Exercise directions
Return exactly the lines below, starting with the one that has "What's the underlying" and going on through the one that has "Decode this image".

Data excerpts

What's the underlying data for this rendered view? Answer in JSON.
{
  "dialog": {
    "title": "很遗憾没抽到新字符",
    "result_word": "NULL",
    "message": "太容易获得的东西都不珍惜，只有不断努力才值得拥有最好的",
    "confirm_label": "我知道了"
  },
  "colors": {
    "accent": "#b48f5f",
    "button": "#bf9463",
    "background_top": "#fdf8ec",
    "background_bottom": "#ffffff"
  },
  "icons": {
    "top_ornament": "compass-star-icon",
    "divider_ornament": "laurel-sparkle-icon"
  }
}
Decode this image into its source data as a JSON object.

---

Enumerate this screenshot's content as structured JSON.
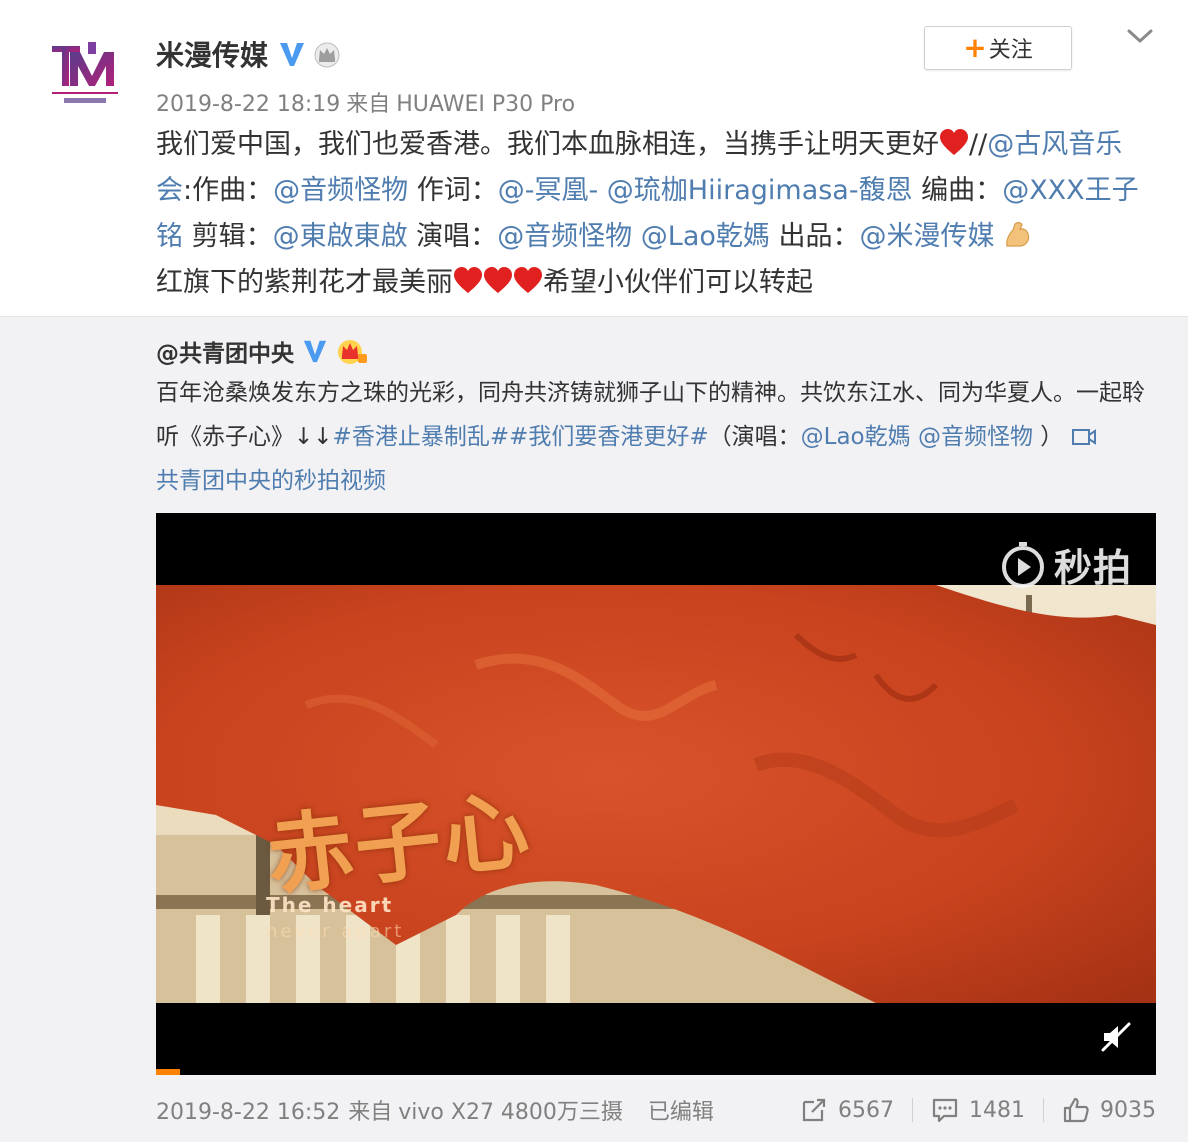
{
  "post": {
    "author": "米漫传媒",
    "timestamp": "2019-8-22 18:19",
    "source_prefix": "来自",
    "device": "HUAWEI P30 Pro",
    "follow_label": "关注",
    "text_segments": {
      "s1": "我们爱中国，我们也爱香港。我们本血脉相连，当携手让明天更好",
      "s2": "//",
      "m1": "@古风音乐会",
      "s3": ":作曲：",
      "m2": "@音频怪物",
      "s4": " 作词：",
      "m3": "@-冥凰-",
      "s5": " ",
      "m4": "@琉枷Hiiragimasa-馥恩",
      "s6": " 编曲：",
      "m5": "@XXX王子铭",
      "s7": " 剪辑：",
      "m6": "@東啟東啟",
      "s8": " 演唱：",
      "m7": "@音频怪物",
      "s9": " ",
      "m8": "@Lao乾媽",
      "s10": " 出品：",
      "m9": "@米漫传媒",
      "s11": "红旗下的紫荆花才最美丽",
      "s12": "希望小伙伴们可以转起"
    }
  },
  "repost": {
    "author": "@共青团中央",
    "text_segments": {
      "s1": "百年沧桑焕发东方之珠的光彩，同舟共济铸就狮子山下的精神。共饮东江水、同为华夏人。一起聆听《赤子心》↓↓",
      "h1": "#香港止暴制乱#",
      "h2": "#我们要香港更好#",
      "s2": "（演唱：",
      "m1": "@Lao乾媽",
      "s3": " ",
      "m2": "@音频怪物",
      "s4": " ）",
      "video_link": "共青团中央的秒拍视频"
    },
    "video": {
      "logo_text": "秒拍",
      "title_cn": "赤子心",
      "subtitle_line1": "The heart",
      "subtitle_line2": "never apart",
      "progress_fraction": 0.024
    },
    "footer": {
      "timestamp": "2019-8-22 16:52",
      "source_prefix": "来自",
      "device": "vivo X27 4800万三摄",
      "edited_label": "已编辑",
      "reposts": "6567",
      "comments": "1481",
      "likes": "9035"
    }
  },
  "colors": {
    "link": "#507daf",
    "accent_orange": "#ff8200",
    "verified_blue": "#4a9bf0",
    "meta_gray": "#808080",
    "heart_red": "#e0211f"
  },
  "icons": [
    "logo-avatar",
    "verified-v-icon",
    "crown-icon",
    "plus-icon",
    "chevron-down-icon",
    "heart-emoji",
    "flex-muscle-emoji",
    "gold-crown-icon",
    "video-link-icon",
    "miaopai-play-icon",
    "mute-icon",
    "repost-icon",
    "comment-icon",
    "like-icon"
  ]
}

Answer to the problem
What's the underlying data for this rendered view? Answer in JSON.
{
  "dialog": {
    "title": "很遗憾没抽到新字符",
    "result_word": "NULL",
    "message": "太容易获得的东西都不珍惜，只有不断努力才值得拥有最好的",
    "confirm_label": "我知道了"
  },
  "colors": {
    "accent": "#b48f5f",
    "button": "#bf9463",
    "background_top": "#fdf8ec",
    "background_bottom": "#ffffff"
  },
  "icons": {
    "top_ornament": "compass-star-icon",
    "divider_ornament": "laurel-sparkle-icon"
  }
}
Decode this image into its source data as a JSON object.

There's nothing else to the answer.